Rehearsals are the contract for the weekend.
You’re setting up a plan that everyone agrees upon, you prepare and you plan to execute this week, with the church.
Sundays come around quickly and rehearsals always make it much better. If you haven’t had a chance, be sure to check out the 5 D’s of Worship Ministry to think more about the process of getting the best results during your weekend service(s).
In case it might be helpful, I’ve listed our general flow for rehearsals and some of my thoughts behind it:
PREPARE FOR REHEARSAL
It really begins with the pre-rehearsal prep – everyone knows what time we begin, what songs we need to have prepared and things are set up and ready.
Arrive early enough to make sure stuff is together and in place. I try to have my guitar and accessories out and ready when people arrive, so we can talk and visit and check through the details.
GREET YOUR TEAM
Greet the tech team and band members and help answer any questions.
At the right time, I usually try to pull everyone together and get on board to have an official beginning, always talking in the mic so the full tech and worship team can hear, I just mention a couple of things… which might include an announcement, something maybe the whole church doesn’t know yet but will, some background reason for something happening or to talk about a great event we just had. I also explain we’re doing this song or that song this week for this reason… and make sure to introduce any new team members.
Either I or another team member will pray for the rehearsal and the church.
LET THE SOUND TEAM TAKE CONTROL

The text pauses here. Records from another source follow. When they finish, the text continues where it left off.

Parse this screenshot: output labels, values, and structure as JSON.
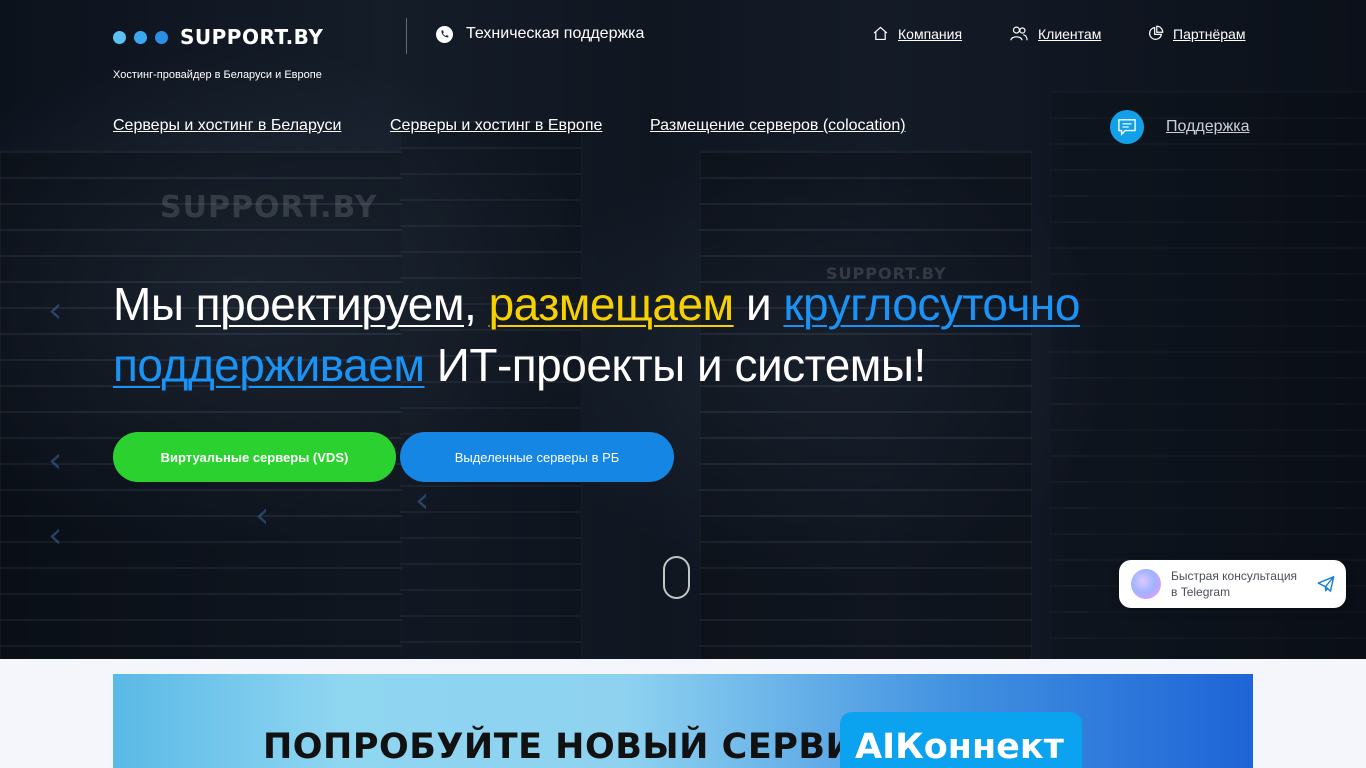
{
  "brand": {
    "logo_text": "SUPPORT.BY",
    "tagline": "Хостинг-провайдер в Беларуси и Европе",
    "watermark": "SUPPORT.BY",
    "dot_colors": [
      "#5bc2f2",
      "#3aa9f0",
      "#2a8fe5"
    ]
  },
  "header": {
    "tech_support": "Техническая поддержка",
    "nav": [
      {
        "label": "Компания",
        "icon": "home-icon"
      },
      {
        "label": "Клиентам",
        "icon": "users-icon"
      },
      {
        "label": "Партнёрам",
        "icon": "pie-chart-icon"
      }
    ]
  },
  "subnav": {
    "items": [
      "Серверы и хостинг в Беларуси",
      "Серверы и хостинг в Европе",
      "Размещение серверов (colocation)"
    ],
    "support_label": "Поддержка"
  },
  "hero": {
    "w1": "Мы",
    "w2": "проектируем",
    "w3": ",",
    "w4": "размещаем",
    "w5": "и",
    "w6": "круглосуточно",
    "w7": "поддерживаем",
    "w8": "ИТ-проекты и системы!",
    "btn_vds": "Виртуальные серверы (VDS)",
    "btn_dedicated": "Выделенные серверы в РБ"
  },
  "telegram": {
    "line1": "Быстрая консультация",
    "line2": "в Telegram"
  },
  "banner": {
    "text": "ПОПРОБУЙТЕ НОВЫЙ СЕРВИС -",
    "pill": "AIКоннект"
  },
  "colors": {
    "accent_green": "#2ad12f",
    "accent_blue": "#1586e4",
    "highlight_yellow": "#f6d000",
    "highlight_blue": "#1a93f5",
    "support_circle": "#12a1e8"
  }
}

After prayer, we turn it over to the sound operator to help us make sure people have what they need.
START THE SONG REHEARSAL
Then, we begin with the first of four or five songs we need to run through. If the first song is brand new, I will often begin with the second or third more common song to more easily make sure all the sound and tech is working, then we come back to the the top of the list.
Typically after the first song we stop and fine tune the sound details and make sure it’s all working well.
We usually go through standard songs once and newer songs a couple times.
At the end, we talk through a summary of what the songs are, who was singing on what, and anything unusual that was decided upon. From there we conclude either with a prayer, blessing or praise to the Lord in some way. We also do a quick reminder for Sunday – what time to be here, anything unusual, etc.
PUTTING PEOPLE AT EASE
We want the pressure to do our best, but at the same time, we want to put people at ease. Leading worship should be fun. I have learned over the years that volunteers are motivated by success. If all you do is hound excellence and performance, it won’t be fun. But if you can mix the two – build community, encourage the use of gifts, celebrate great stuff, and lead well on Sundays, you have the recipe for a worship team that makes it for the long haul.
CRITICAL AFTER REHEARSAL TIME
After the official ending, comes another critical time. This is an opportunity to engage with your team. This isn’t always the same thing, but here’s some of what I do at various times:
- tell people thank you
- follow up with someone regarding a part they need to work on
- visit with someone about a prayer request they mentioned
- talk about someone’s new gear
- follow up with the tech team
- sometimes I talk with a bunch of people and other times I get cornered by one person for a longer, deeper conversation. I try to only do this when the need is major, and if it doesn’t happen all the time, it all balances out.
SUNDAY MORNING SOUND CHECK AND DOUBLE-CHECK
Before worship on Sunday, we meet early enough to double-check the sound and the songs, run through, then meet in the back to have some breakfast, pray and visit. We lead worship for the church and then wrap things up.